The next panel was especially interesting and was dedicated primarily to sources authored by victims and how they can enrich Holocaust research. Sarah Rosen (Yad Vashem, Israel), talked about northern Transnistria and how Ukrainians, Jews and Romanians are depicted in Lipman Kunstadt’s diary; Dana Mihailescu (University of Bucharest, Romania), gave an interesting presentation on the transcultural networks configurations in northern Transylvania as represented in Eva Heyman’s wartime diary, while Lea Prais (Yad Vashem, Israel), introduced us in the experiences of Slovakian women in the Gestapo offices in Auschwitz and their contacts with the outside world. Lastly, Laszlo Veszprémy (Eötvös Loránt University, Hungary), focused in his presentation on the Zionist rescue efforts in Hungary in 1944-1945.
“Borders are imaginary,” says Laszlo Veszprémy, Hungary
In the last panel of the Borderlands workshop Iemima Ploscariu (Dublin City University, Ireland), presented on Neo-protestants and the Holocaust and the reconstruction of the history of interethnic religious communities targeted by Antonescu from archival documents.
Iemima Ploscariu, USA: “A valuable opportunity for educators and researchers on Holocaust studies in these often marginalized borderlands to collaborate.”
She was joined by Attila Jakab (Holocaust Memorial Center, Hungary), who talked about how Hungarian political and confessional journals represented the elimination of the Jews from society in 1944, while Ionut Biliuță (Gheorghe Şincai Institute for Social Sciences and the Humanities, Romania), focused his presentation on the difficulties of accessing confessional Holocaust-related archives.
“Excellent organization and very useful presentations. An event of high quality” says Attila Jakab, Hungary.
The workshop ended with participants sharing their opinions and with closing remarks from the organizers.
“The event is an advance platform that brought together researchers and educators for a challenging discussion about what data we rely on once we speak, think, write and debate about the Holocaust.” Anastasia Felcher, Moldova
The workshop was well received by all participants and we believe our aims were achieved. It was a very good opportunity to share professional and scholarly experience in the field, and to receive feedback from discussants. Moreover, the young scholars participating at this workshop benefited from the experience, comments and inquires of senior experts. The networking aspects of workshop should not be ignored either, during these two days the participants had time to meet, socialize and discuss in more informal ways.
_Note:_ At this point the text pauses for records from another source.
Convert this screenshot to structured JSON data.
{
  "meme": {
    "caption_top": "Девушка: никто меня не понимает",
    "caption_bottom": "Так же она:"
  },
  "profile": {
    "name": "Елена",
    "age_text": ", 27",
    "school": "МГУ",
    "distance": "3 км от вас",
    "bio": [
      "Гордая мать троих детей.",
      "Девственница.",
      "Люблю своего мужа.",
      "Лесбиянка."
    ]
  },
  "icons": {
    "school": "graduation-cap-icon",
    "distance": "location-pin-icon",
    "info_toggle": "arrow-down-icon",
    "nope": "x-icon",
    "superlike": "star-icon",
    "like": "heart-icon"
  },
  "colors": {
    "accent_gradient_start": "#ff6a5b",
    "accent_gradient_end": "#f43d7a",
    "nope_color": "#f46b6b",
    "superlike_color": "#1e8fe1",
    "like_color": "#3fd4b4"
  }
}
Adina Babeş and Marius Cazan, INSHR-EW
Photos ©INSHR-EW and EHRI
First image: Adina Babeş and Francesco Gelati